-- Material for this task follows --
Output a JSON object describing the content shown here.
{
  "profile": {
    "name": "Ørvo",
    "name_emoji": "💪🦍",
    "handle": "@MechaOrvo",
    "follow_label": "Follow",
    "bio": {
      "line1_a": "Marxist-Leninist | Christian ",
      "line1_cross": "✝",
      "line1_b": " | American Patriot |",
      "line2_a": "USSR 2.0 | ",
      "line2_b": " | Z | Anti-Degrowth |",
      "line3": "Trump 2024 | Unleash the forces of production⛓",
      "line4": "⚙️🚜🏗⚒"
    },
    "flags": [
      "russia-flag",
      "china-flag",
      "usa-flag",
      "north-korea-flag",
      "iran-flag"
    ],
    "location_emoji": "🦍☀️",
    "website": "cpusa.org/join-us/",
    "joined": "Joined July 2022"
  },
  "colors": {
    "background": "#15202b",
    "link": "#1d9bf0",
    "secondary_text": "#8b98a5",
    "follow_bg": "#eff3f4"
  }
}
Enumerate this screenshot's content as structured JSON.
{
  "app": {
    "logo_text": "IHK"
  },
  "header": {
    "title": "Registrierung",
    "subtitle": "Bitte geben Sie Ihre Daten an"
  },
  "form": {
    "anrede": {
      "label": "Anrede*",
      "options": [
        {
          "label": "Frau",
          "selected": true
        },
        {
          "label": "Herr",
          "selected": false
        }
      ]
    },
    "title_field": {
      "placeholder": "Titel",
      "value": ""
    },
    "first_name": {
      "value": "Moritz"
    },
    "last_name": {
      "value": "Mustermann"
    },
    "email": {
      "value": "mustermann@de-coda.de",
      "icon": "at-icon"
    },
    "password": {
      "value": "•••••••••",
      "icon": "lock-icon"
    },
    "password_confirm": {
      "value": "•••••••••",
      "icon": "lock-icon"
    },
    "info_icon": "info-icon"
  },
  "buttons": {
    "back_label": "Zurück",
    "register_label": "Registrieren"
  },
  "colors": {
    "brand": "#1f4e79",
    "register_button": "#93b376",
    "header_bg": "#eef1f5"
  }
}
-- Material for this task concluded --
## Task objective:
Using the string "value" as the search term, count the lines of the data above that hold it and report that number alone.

## Your response:
6